Imagine traveling to the vibrant port city of Alexandria, Egypt, in the year 1000. Perhaps you are a Muslim legal scholar making the pilgrimage to Mecca, or a Jewish physician serving in a royal court, or a Latin Christian merchant trading spices from Indonesia. If arriving by sea, you would sail into the city’s double harbor guided by the Pharos, a towering lighthouse built on an island. Historians believe it was the tallest structure in the ancient and medieval worlds, a marvel to behold. Over a millennium after the Greeks built it, the Pharos still stood, weathering the epochal changes of history.
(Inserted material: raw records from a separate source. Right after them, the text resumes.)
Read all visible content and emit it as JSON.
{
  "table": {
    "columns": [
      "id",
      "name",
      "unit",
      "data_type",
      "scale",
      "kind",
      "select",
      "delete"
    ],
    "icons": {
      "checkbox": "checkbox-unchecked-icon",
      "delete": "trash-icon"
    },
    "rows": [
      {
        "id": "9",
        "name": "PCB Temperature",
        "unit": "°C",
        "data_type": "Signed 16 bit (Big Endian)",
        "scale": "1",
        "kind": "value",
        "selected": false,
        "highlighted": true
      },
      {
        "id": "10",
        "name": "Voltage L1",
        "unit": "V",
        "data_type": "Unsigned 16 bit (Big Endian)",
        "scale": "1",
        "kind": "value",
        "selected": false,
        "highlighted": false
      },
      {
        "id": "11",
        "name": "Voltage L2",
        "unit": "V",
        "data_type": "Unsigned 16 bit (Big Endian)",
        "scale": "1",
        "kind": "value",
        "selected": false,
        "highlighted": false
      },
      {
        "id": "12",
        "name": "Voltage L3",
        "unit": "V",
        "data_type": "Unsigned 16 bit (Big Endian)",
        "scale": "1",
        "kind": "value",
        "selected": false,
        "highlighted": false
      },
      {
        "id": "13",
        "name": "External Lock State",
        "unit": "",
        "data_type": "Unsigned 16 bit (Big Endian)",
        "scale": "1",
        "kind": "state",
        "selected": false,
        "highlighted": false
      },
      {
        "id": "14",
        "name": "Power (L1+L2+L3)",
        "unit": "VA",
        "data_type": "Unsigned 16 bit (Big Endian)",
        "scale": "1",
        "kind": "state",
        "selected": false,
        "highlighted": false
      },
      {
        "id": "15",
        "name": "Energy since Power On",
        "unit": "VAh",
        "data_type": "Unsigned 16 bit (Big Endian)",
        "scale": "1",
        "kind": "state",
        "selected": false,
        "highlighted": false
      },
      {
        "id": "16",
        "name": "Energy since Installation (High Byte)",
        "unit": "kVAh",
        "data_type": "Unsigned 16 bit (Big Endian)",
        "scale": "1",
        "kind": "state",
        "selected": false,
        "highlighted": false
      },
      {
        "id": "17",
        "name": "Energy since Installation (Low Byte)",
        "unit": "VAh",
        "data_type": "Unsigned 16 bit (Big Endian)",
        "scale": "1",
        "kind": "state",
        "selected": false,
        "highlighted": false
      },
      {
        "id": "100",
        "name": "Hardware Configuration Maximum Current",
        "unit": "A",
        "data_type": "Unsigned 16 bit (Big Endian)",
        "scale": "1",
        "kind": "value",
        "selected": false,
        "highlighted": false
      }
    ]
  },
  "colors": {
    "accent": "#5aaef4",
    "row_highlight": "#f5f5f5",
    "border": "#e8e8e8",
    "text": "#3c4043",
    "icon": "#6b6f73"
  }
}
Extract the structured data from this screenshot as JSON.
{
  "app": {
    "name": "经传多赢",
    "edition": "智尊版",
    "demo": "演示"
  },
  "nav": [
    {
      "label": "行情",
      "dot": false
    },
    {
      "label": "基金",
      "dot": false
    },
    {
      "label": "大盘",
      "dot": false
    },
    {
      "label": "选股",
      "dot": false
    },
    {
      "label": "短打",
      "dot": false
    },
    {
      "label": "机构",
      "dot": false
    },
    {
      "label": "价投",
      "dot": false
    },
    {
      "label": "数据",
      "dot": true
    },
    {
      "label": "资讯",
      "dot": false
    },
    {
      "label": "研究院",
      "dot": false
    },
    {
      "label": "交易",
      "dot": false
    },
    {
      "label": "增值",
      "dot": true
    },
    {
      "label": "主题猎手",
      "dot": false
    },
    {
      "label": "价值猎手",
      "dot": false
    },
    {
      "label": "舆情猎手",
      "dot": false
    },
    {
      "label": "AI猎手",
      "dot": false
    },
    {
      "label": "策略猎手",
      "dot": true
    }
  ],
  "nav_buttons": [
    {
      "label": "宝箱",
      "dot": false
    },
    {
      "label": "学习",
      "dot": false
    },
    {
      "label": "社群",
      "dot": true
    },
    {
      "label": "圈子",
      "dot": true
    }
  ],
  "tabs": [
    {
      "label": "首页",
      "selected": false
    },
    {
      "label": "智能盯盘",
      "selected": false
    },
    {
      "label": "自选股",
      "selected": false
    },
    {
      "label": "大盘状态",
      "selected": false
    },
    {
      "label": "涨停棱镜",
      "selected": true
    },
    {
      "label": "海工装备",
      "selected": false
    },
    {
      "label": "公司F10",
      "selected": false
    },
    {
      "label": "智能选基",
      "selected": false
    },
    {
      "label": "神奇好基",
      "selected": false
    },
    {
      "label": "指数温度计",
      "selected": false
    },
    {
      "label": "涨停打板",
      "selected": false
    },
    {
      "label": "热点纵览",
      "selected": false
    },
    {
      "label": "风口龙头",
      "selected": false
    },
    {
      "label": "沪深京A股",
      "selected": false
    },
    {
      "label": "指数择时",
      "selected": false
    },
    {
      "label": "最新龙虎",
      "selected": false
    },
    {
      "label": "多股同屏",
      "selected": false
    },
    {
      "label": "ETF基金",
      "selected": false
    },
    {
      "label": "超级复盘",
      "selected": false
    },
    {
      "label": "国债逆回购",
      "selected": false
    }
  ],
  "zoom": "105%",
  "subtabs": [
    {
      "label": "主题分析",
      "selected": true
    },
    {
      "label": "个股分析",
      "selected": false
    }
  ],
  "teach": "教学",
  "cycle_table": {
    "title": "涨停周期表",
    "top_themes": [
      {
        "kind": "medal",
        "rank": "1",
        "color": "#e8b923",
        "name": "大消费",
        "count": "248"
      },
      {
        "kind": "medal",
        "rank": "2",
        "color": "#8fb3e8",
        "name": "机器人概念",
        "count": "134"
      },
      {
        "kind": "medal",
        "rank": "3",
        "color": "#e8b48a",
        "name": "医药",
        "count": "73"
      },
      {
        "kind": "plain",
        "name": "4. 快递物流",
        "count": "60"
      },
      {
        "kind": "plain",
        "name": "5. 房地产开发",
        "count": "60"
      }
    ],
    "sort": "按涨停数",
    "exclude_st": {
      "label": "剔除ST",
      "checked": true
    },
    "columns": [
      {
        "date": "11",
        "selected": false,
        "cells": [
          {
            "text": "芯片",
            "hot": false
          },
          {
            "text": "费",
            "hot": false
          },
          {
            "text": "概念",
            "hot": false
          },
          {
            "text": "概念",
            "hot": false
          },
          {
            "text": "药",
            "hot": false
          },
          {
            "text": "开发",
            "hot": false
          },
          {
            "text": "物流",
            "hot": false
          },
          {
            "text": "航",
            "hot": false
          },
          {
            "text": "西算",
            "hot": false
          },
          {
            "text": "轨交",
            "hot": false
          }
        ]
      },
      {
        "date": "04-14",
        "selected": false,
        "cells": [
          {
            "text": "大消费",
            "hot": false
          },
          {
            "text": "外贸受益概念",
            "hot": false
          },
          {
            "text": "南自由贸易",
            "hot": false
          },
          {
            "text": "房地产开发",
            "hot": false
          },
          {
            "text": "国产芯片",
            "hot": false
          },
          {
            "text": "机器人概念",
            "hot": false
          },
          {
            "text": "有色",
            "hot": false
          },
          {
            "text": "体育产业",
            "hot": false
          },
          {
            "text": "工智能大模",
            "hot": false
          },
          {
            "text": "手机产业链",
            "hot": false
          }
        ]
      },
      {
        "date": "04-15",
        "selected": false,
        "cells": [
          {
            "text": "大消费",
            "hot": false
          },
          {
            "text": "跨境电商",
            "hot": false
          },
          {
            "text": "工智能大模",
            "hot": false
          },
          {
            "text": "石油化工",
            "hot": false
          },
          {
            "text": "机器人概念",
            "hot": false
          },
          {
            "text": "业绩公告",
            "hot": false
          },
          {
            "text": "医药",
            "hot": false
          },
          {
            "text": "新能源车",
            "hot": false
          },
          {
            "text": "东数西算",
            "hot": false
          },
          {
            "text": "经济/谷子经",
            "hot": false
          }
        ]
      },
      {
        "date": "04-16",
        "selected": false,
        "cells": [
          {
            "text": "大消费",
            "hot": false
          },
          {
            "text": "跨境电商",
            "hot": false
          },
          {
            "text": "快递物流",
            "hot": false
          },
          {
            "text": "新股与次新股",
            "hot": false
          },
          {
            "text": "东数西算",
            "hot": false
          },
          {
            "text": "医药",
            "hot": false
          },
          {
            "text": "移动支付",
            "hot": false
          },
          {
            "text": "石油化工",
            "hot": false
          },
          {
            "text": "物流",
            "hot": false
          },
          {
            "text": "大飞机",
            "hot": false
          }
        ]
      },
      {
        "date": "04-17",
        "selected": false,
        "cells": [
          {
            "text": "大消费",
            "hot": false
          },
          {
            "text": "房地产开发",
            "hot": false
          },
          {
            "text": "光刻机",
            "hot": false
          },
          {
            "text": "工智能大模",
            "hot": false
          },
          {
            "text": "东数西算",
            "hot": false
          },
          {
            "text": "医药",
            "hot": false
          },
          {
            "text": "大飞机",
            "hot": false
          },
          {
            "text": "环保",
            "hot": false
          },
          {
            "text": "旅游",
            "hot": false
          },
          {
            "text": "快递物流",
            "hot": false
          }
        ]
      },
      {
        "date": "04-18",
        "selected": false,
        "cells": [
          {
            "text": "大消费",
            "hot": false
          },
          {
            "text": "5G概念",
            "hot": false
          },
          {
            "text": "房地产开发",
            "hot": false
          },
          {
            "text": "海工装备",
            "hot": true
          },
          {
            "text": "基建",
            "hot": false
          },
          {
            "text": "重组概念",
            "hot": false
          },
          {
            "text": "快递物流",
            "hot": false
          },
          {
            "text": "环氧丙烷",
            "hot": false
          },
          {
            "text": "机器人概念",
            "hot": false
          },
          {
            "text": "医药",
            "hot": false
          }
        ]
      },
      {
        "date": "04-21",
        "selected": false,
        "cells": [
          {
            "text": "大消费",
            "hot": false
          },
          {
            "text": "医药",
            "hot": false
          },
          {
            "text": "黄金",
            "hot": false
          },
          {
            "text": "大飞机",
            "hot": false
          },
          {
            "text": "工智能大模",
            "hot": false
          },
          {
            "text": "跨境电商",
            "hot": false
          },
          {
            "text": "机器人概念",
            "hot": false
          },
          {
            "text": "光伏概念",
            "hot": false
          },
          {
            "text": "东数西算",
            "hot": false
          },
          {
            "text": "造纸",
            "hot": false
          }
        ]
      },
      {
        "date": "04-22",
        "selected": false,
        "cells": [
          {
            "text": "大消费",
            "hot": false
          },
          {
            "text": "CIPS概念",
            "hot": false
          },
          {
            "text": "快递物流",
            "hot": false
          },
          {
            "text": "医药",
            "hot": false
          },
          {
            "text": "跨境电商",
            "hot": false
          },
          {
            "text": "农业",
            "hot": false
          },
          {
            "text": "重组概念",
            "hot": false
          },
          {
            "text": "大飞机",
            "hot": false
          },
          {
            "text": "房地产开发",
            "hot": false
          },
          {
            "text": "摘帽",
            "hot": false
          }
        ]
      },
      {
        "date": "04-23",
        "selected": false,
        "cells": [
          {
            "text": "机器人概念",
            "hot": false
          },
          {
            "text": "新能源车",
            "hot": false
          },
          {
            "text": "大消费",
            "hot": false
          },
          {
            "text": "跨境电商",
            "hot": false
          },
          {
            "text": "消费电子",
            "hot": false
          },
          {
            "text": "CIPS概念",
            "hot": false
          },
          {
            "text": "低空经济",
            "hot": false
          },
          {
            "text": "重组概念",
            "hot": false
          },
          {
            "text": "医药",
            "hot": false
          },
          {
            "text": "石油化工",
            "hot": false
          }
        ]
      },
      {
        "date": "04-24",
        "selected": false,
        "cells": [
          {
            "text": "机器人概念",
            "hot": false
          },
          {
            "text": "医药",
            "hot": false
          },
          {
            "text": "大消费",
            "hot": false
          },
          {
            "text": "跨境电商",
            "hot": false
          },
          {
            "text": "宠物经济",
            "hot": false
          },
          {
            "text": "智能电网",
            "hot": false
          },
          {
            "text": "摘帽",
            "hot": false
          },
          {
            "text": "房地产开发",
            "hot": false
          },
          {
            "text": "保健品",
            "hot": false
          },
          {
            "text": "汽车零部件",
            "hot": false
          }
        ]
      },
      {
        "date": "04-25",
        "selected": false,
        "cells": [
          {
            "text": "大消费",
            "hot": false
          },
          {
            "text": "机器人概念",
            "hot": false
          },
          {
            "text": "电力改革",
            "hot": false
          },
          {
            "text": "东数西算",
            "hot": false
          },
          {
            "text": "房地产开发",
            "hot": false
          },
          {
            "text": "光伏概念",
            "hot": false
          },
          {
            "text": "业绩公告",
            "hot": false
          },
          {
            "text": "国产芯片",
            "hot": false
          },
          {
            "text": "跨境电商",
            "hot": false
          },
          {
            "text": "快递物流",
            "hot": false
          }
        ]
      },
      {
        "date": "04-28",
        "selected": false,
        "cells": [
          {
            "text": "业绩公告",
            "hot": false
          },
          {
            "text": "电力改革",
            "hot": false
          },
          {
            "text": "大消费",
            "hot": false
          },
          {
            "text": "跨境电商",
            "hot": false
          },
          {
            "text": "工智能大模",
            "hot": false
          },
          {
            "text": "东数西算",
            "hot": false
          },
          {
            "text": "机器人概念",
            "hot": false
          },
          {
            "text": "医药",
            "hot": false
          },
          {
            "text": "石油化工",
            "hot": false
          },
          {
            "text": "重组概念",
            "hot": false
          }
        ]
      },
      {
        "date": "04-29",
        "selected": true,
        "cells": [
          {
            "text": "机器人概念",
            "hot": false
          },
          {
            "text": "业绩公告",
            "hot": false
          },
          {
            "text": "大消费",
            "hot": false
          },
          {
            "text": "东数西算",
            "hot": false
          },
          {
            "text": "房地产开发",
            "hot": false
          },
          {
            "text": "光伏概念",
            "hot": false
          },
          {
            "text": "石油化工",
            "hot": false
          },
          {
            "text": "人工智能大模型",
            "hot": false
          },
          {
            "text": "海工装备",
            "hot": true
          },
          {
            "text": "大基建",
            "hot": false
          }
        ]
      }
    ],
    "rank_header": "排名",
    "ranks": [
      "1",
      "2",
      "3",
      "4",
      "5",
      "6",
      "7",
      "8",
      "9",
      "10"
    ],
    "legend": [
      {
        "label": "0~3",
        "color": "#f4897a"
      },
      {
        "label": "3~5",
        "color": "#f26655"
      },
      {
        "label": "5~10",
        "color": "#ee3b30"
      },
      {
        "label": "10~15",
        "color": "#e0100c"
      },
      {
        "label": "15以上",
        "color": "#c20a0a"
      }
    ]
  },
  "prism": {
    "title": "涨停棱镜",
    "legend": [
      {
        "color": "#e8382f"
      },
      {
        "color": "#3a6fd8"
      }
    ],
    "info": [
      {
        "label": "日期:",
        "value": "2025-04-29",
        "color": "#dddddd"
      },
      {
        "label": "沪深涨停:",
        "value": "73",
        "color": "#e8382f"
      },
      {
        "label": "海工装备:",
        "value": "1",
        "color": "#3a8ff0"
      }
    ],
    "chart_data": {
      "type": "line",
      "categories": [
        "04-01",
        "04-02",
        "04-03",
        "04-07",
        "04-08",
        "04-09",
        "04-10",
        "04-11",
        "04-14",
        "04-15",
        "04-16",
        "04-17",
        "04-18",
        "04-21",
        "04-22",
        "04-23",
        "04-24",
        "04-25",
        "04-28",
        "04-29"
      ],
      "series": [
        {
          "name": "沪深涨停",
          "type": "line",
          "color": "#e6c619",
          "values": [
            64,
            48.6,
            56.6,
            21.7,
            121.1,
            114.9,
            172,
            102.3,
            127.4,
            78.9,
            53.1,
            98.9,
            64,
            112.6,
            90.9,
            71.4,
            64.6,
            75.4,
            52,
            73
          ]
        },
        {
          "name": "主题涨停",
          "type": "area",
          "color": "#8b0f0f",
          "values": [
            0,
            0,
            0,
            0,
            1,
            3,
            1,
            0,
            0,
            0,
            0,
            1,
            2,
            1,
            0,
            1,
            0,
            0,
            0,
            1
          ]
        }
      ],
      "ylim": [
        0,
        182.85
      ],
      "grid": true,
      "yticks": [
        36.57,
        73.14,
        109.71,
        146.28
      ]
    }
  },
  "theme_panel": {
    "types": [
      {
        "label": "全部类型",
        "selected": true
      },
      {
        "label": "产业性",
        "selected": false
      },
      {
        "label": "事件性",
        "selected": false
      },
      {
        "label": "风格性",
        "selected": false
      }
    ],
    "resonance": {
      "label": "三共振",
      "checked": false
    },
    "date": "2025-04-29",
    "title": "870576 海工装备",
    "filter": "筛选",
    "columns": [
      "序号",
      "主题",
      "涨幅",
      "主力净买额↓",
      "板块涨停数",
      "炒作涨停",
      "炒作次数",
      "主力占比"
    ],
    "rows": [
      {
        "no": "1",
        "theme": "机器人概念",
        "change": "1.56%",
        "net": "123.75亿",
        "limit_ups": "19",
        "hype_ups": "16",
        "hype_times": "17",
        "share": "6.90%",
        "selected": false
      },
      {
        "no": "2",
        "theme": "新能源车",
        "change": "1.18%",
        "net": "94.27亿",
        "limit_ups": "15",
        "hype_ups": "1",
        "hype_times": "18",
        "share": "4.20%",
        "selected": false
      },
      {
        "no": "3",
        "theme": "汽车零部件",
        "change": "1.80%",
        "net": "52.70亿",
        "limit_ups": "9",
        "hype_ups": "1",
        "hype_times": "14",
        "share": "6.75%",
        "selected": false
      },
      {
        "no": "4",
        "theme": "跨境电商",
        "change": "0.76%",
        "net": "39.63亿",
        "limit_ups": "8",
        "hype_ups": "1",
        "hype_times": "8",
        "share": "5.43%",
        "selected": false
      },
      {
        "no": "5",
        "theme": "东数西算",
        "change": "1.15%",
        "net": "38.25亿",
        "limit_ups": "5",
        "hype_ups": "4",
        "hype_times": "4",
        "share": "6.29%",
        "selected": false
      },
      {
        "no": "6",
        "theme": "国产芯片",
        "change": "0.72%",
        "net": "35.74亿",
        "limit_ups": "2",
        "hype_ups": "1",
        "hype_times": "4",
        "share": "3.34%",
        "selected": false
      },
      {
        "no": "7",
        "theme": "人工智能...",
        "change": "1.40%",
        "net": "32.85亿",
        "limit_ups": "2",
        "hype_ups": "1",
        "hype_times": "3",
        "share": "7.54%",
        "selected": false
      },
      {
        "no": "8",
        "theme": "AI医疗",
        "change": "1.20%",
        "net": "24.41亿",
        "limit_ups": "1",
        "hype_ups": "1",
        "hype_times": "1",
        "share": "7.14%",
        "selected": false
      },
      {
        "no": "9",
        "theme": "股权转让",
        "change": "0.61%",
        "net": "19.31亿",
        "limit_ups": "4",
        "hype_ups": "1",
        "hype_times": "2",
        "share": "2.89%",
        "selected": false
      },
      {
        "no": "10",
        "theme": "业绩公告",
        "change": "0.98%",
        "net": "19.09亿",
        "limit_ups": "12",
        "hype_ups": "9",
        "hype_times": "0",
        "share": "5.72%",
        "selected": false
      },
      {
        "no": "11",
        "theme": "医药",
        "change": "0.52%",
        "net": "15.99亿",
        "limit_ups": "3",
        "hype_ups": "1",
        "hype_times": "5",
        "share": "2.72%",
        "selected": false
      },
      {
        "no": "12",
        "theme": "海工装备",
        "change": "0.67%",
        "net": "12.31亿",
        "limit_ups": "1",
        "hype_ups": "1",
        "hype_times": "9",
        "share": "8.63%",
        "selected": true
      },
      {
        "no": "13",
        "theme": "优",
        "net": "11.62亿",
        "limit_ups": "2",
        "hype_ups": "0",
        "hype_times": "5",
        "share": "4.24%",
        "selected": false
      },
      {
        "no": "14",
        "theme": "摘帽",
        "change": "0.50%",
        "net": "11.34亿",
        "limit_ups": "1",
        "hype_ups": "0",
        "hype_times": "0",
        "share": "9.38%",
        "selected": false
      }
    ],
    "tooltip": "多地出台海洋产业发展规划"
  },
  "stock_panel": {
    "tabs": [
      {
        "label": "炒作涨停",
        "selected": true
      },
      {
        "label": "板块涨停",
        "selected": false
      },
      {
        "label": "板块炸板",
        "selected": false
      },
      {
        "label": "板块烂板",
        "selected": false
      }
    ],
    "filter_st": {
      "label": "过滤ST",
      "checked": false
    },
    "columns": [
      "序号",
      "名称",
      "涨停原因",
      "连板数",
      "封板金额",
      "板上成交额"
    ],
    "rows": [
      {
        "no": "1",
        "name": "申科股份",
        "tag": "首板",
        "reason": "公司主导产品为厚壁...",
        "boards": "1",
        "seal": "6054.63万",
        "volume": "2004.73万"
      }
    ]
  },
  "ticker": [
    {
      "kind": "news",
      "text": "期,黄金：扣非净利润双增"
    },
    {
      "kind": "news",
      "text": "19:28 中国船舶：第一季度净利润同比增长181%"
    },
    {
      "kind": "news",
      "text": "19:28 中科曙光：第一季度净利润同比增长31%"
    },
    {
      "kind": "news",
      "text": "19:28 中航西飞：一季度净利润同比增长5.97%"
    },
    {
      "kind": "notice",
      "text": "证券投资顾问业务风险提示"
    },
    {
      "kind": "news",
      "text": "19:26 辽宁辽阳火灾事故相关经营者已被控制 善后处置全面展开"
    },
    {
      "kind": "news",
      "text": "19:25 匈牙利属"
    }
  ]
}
As a visitor, you would observe the layers of that history reflected in the city’s architecture, economic activity and urban planning. Once the gateway to ancient Egypt, Alexandria had passed in the sixth century from Roman imperial rule to the Arab caliphate. Strategically situated along the Mediterranean coast, it flourished as a commercial hub linking the African and Eurasian continents. All three Peoples of the Book dwelt side by side in this center for philosophical, scientific and theological learning. Ornate mosques, churches and synagogues lined the city’s broad street grid.
This is an excerpt from Notre Dame Magazine's "New Light in Old Darkness: Why the Middle Ages matter more than ever." Read the full piece.